Since 2012 when I lived for the fisrt time in Germany and today I’ve learnt a few tricks on how to find the most affordable ways of exploring this wonderful country (note that some of these can also be applied to other countries, just need to do a bit of research).
Cheap Ways to Travel in Germany
Germany is quite expensive when it comes to traveling within its borders. Whether it is a one hour or ten hour train ride you can expect to pay at least 30€ per person (Bremen – Hamburg 1h 10min = 24,30€), unless you make use of one of these *magic* tricks I’ll show you:
With the Länder-ticket you can travel without any limitation in all regional trains and public transport in each of the Bundesländer for 23€/day the first person (+ 4€ per person each aditional traveler up to 5 people traveling together), and with the Quer-durchs-Land-ticket throughout the whole Germany for 44€/day (+ 8€ each additional traveler up to 5) within the day of purchase.
These are best for group travel as they get cheaper as the group gets bigger (up to a max. of 5 people). But no fear, if you are a solo traveler, don’t hesitate to ask around at the train station, chances are there will be more people looking to share. We did it in Lindau to get back to Munich and found a couple other people to come along!

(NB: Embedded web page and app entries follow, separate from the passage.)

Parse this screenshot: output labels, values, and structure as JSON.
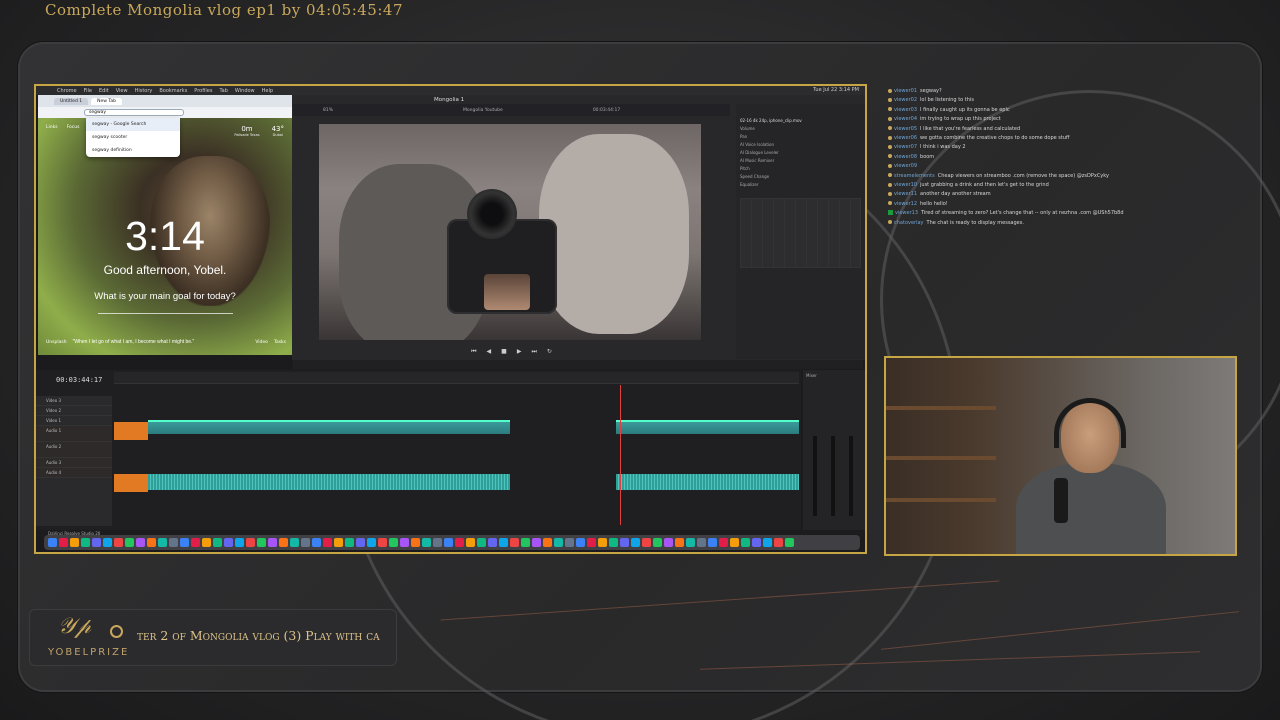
{
  "stream": {
    "title": "Complete Mongolia vlog ep1 by 04:05:45:47",
    "ticker": "ter 2 of Mongolia vlog (3) Play with ca",
    "brand": "YOBELPRIZE",
    "accent_color": "#c6a545"
  },
  "mac": {
    "apple_icon": "apple-icon",
    "menus": [
      "Chrome",
      "File",
      "Edit",
      "View",
      "History",
      "Bookmarks",
      "Profiles",
      "Tab",
      "Window",
      "Help"
    ],
    "clock": "Tue Jul 22 3:14 PM"
  },
  "browser": {
    "tabs": [
      "Untitled 1",
      "New Tab"
    ],
    "omnibox_value": "segway",
    "suggestions": [
      "segway - Google Search",
      "segway scooter",
      "segway definition"
    ],
    "quick_links": [
      "Links",
      "Focus"
    ],
    "weather": [
      {
        "value": "0m",
        "label": "Palisade Texas"
      },
      {
        "value": "43°",
        "label": "Dubai"
      }
    ],
    "clock": "3:14",
    "greeting": "Good afternoon, Yobel.",
    "goal_prompt": "What is your main goal for today?",
    "quote": "\"When I let go of what I am, I become what I might be.\"",
    "bottom_links": [
      "Unsplash",
      "Video",
      "Tasks"
    ]
  },
  "resolve": {
    "project_name": "Mongolia 1",
    "timeline_name": "Mongolia Youtube",
    "viewer_timecode": "00:03:44:17",
    "zoom": "81%",
    "tabs": [
      "Quick Export",
      "Mixer",
      "Metadata",
      "Inspector"
    ],
    "inspector_clip": "02-16 4k 24p, iphone_clip.mov",
    "inspector_rows": [
      "Volume",
      "Pan",
      "AI Voice Isolation",
      "AI Dialogue Leveler",
      "AI Music Remixer",
      "Pitch",
      "Speed Change",
      "Equalizer"
    ],
    "timeline_timecode": "00:03:44:17",
    "track_heads": [
      "Video 3",
      "Video 2",
      "Video 1",
      "Audio 1",
      "Audio 2",
      "Audio 3",
      "Audio 4"
    ],
    "mixer_label": "Mixer",
    "app_label": "DaVinci Resolve Studio 20"
  },
  "chat": [
    {
      "user": "viewer01",
      "msg": "segway?"
    },
    {
      "user": "viewer02",
      "msg": "lol be listening to this"
    },
    {
      "user": "viewer03",
      "msg": "I finally caught up its gonna be epic"
    },
    {
      "user": "viewer04",
      "msg": "im trying to wrap up this project"
    },
    {
      "user": "viewer05",
      "msg": "I like that you're fearless and calculated"
    },
    {
      "user": "viewer06",
      "msg": "we gotta combine the creative chops to do some dope stuff"
    },
    {
      "user": "viewer07",
      "msg": "I think i was day 2"
    },
    {
      "user": "viewer08",
      "msg": "boom"
    },
    {
      "user": "viewer09",
      "msg": ""
    },
    {
      "user": "streamelements",
      "msg": "Cheap viewers on streamboo .com (remove the space) @zsDPxCyky"
    },
    {
      "user": "viewer10",
      "msg": "just grabbing a drink and then let's get to the grind"
    },
    {
      "user": "viewer11",
      "msg": "another day another stream"
    },
    {
      "user": "viewer12",
      "msg": "hello hello!"
    },
    {
      "user": "viewer13",
      "msg": "Tired of streaming to zero? Let's change that -- only at nezhna .com @USh57b8d"
    },
    {
      "user": "chatoverlay",
      "msg": "The chat is ready to display messages."
    }
  ]
}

On the other hand, if you want to plan in advance, you can always post an offer on www.mitfahrgelegenheit.de and look for people also traveling the same day and the same direction as you.
The Länder-ticket includes only the specific region you purchased it on (with the exception of Bremen, Berlin, and Hamburg which are included in other regions for its small size) and is valid from 9 AM to 3AM the next day on week days, and midnight to 3 AM on weekends.

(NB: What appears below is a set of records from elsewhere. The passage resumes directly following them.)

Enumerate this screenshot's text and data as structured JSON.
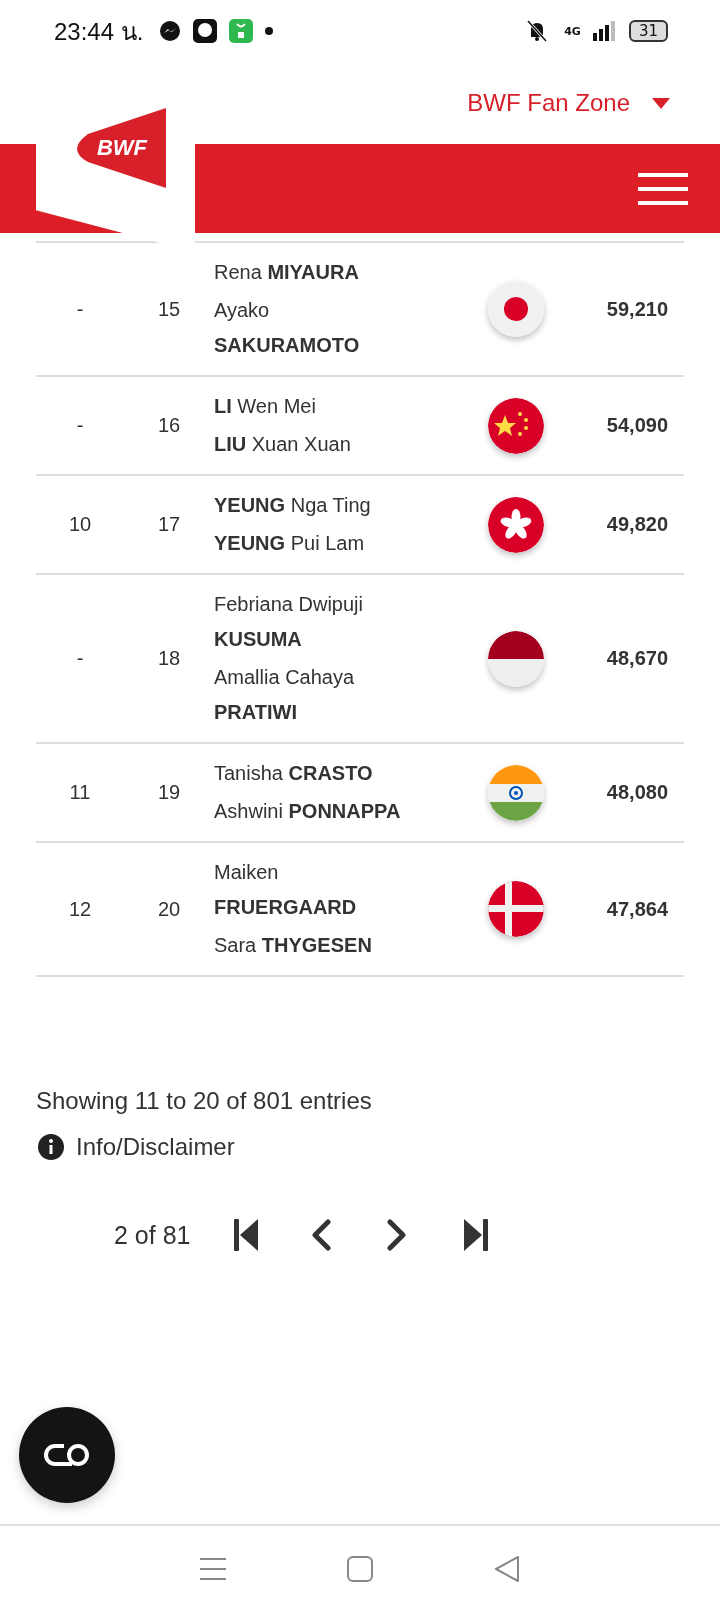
{
  "status_bar": {
    "time": "23:44 น.",
    "network": "4G",
    "battery": "31"
  },
  "header": {
    "logo": "BWF",
    "menu_label": "BWF Fan Zone"
  },
  "table": {
    "rows": [
      {
        "previous": "-",
        "rank": "15",
        "players": [
          "Rena **MIYAURA**",
          "Ayako **SAKURAMOTO**"
        ],
        "kind": "japan",
        "points": "59,210"
      },
      {
        "previous": "-",
        "rank": "16",
        "players": [
          "**LI** Wen Mei",
          "**LIU** Xuan Xuan"
        ],
        "kind": "china",
        "points": "54,090"
      },
      {
        "previous": "10",
        "rank": "17",
        "players": [
          "**YEUNG** Nga Ting",
          "**YEUNG** Pui Lam"
        ],
        "kind": "hong_kong",
        "points": "49,820"
      },
      {
        "previous": "-",
        "rank": "18",
        "players": [
          "Febriana Dwipuji **KUSUMA**",
          "Amallia Cahaya **PRATIWI**"
        ],
        "kind": "indonesia",
        "points": "48,670"
      },
      {
        "previous": "11",
        "rank": "19",
        "players": [
          "Tanisha **CRASTO**",
          "Ashwini **PONNAPPA**"
        ],
        "kind": "india",
        "points": "48,080"
      },
      {
        "previous": "12",
        "rank": "20",
        "players": [
          "Maiken **FRUERGAARD**",
          "Sara **THYGESEN**"
        ],
        "kind": "denmark",
        "points": "47,864"
      }
    ]
  },
  "footer": {
    "summary": "Showing 11 to 20 of 801 entries",
    "info_link": "Info/Disclaimer",
    "page_text": "2 of 81"
  }
}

These can be booked online on www.bahn.de or directly at the train station (at the machines will be free of charge, if you buy it from a booking counter they’ll charge you for the service)

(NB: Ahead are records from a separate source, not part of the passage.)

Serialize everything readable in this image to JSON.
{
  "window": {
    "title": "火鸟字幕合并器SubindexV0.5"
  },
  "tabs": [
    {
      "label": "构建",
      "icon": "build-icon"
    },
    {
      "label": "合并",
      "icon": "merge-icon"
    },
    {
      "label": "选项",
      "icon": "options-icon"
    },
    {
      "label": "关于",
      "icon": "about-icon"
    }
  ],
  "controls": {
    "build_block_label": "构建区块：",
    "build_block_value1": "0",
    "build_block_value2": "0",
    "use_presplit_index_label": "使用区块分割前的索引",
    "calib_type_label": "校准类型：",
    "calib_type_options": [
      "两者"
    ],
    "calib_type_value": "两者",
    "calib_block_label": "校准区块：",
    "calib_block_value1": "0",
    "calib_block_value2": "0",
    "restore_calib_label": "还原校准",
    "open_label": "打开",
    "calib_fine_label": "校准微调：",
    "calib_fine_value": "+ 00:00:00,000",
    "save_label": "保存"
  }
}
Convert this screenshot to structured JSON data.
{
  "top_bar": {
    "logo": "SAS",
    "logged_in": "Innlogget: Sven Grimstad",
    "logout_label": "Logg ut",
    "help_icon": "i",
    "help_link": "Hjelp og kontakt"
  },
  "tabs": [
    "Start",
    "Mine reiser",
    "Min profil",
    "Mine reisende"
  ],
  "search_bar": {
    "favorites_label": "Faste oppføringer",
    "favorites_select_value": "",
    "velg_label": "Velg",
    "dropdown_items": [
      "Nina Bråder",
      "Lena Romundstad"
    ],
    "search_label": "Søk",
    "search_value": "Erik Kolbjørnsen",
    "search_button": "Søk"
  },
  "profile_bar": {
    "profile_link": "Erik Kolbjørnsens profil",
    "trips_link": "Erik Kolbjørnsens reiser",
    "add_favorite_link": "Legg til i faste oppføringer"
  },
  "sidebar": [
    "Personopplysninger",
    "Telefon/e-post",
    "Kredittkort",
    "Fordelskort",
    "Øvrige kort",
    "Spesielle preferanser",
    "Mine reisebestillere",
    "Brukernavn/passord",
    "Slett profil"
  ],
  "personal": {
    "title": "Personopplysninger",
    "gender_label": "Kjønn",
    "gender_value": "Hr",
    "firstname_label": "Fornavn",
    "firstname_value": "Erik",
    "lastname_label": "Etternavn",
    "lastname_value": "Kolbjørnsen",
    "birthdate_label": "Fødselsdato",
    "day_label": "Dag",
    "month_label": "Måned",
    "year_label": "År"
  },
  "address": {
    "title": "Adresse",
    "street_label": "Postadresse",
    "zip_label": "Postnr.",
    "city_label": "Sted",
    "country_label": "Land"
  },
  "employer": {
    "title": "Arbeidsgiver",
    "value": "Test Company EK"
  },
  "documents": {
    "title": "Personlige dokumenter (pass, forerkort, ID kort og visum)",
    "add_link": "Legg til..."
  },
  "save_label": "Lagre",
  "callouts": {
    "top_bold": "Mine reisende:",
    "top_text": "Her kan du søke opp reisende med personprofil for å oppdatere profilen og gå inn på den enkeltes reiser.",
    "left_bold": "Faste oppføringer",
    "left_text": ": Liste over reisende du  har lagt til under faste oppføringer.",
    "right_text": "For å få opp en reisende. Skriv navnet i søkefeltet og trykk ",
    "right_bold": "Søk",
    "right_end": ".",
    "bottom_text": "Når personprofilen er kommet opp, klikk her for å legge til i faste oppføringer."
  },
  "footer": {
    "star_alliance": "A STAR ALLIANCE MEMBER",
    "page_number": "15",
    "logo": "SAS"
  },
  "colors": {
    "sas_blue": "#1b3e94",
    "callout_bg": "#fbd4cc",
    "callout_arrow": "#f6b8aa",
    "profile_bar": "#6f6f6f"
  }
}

During the past couple years and due to a change in the German regulations, regional and intercity bus companies have exponentially grown. With competitive fares of as little as 1€ and about the same traveling time as trains (they save time by stopping in less places), have made of buses a very affordable and quite comfortable way of traveling around Germany.
Downside, may not be the most comfortable, but there’s free wifi in most of them which is something trains in Germany lack.
Recently I took a Flixbus bus to Berlin and back, it took about 4 hours and we had no issue whatsoever!
With the amount of people living in this planet, and the amount of cars we drive, there’s no surprise the recent increase of car pooling users, specially in Europe where people drive around quite a lot and prices are so high.
Germany is no stranger to this trend and has its fair share of car pool searching websites, including the international blablacar and mitfahrgelegenheit (mentioned above). For a few Euros you get where you want to go and meet new interesting people, plus german Autobahn anyone, a lot faster too!
In conclusion, you have no excuse not to start exploring Germany even if you don’t have a car or a lot of money! Oh and before I forget, I’m going to give you one last tip that will make your budget-travel-around-Germany-planning a tad easier. Through this ONE website which I use every time, you can search and compare all bus, car sharing, and train tickets on offer to find the cheapest option! And no, it is not a sponsored post, I just love sharing tips that make life!